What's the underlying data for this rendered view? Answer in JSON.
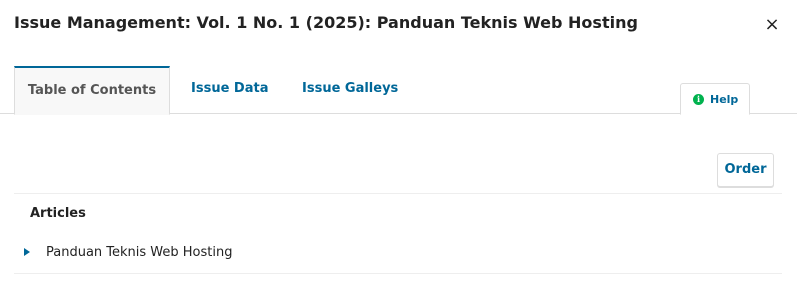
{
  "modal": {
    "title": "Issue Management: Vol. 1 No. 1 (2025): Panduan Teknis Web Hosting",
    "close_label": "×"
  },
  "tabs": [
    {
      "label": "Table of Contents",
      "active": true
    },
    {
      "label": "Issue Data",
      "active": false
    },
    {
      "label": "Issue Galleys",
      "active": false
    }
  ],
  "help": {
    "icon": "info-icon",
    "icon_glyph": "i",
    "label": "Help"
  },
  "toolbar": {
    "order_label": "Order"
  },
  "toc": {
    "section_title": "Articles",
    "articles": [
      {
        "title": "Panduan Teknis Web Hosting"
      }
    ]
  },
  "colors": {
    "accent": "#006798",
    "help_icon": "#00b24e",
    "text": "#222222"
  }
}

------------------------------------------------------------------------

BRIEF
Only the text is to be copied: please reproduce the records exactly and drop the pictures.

TASK RESPONSE
What's the underlying data for this rendered view? Answer in JSON.
{
  "modal": {
    "title": "Issue Management: Vol. 1 No. 1 (2025): Panduan Teknis Web Hosting",
    "close_label": "×"
  },
  "tabs": [
    {
      "label": "Table of Contents",
      "active": true
    },
    {
      "label": "Issue Data",
      "active": false
    },
    {
      "label": "Issue Galleys",
      "active": false
    }
  ],
  "help": {
    "icon": "info-icon",
    "icon_glyph": "i",
    "label": "Help"
  },
  "toolbar": {
    "order_label": "Order"
  },
  "toc": {
    "section_title": "Articles",
    "articles": [
      {
        "title": "Panduan Teknis Web Hosting"
      }
    ]
  },
  "colors": {
    "accent": "#006798",
    "help_icon": "#00b24e",
    "text": "#222222"
  }
}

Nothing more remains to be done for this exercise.